Identify each line below containing the string "will" and copy it.

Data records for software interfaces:
# # #

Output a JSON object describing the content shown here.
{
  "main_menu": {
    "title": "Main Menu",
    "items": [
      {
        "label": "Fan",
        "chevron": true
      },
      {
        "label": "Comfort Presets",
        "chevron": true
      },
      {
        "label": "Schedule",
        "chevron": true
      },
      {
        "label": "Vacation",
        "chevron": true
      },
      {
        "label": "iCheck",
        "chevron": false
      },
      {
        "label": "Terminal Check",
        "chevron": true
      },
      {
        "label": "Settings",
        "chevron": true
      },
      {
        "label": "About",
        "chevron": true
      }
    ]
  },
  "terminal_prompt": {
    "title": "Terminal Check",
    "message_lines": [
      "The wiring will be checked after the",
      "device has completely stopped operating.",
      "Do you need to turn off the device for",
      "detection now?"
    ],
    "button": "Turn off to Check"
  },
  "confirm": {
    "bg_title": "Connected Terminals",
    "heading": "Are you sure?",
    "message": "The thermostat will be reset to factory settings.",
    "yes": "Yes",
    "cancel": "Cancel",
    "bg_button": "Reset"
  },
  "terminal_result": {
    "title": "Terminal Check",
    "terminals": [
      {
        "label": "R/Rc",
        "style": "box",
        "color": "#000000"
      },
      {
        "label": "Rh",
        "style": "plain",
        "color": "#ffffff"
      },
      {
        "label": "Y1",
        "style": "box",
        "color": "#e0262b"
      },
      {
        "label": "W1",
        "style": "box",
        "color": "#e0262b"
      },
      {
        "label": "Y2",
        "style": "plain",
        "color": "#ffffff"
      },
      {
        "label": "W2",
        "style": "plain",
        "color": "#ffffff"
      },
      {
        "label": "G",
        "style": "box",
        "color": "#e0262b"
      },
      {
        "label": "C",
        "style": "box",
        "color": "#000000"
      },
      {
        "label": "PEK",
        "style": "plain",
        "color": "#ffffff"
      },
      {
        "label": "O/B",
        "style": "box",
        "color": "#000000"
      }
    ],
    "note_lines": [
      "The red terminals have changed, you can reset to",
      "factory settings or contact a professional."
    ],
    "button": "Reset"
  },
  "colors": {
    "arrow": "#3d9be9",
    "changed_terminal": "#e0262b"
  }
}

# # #

Solution:
      "The wiring will be checked after the",
    "message": "The thermostat will be reset to factory settings.",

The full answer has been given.